The website for the anti-piracy company Denuvo reportedly sprung a leak yesterday in the form of several unsecured directories. The open directories have since been locked down, but the security slip-up has already led to the discovery and leak of confidential material online.
Game developers who have contacted or worked with Denuvo in the past may have cause for concern; the leaked info potentially contains email addresses and phone numbers for developers that have contacted the company in the past 3 years.
Denuvo, who has provided anti-piracy measures for games like Doom and Just Cause 3 in the past, has become one of the most notable DRM companies in the game.
But this leak, along with the recent and record-breaking 5 day crack of Denuvo-protected Resident Evil 7, could potentially shake the industry’s confidence in the company.
It’s hard to tell exactly how damning the information leaked from the website will be, but initial reports from TorrentFreak have already confirmed that the now-public files contain records of customer support messages sent via the site's contact form since 2014. Those files alone appear to include private information like email addresses, names, and phone numbers in addition to the text of the messages themselves.
Along with hate mail from angry pirates, the leak allegedly includes inquiries from several independent and triple-A developers about using Denuvo's anti-piracy measures for future games.
Access to the previously-public directories has already been locked down, but, if the comment section of TorrentFreak’s report is any indication, crackers have already downloaded the leaked files in their entirety and are chewing through the information as we speak.

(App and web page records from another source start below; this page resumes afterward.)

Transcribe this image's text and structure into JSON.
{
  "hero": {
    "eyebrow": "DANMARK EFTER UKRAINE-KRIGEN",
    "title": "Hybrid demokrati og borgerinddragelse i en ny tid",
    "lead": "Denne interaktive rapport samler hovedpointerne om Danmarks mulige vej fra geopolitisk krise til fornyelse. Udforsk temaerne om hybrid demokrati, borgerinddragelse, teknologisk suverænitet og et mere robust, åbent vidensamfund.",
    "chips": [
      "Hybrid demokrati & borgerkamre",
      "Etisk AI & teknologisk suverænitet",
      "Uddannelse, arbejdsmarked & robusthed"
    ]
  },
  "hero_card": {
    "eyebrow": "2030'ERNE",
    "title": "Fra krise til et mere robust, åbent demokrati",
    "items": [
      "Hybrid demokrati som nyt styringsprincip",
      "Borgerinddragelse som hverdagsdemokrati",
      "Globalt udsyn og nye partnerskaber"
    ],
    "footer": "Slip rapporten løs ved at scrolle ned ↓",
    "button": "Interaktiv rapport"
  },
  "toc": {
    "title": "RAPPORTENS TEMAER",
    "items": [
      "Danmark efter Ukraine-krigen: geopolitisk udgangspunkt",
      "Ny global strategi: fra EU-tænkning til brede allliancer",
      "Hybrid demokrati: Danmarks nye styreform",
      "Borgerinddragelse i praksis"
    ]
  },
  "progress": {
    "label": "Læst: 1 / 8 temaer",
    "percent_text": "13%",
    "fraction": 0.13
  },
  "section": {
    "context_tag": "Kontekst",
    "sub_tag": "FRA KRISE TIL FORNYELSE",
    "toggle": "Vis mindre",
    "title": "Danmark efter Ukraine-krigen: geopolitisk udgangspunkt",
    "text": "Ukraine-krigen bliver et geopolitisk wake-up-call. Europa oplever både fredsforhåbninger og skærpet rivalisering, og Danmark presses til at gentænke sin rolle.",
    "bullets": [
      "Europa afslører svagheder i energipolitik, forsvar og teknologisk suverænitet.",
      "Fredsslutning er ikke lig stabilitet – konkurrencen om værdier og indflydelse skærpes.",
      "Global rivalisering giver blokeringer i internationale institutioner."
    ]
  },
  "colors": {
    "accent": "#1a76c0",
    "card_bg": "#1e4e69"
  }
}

So far, the support messages and a single powerpoint presentation seem to be the only significant discoveries, but if crackers are able to uncover information or code directly relating to Denuvo’s anti-piracy software, it could give would-be pirates the tools to crack Denuvo-protected games in record time.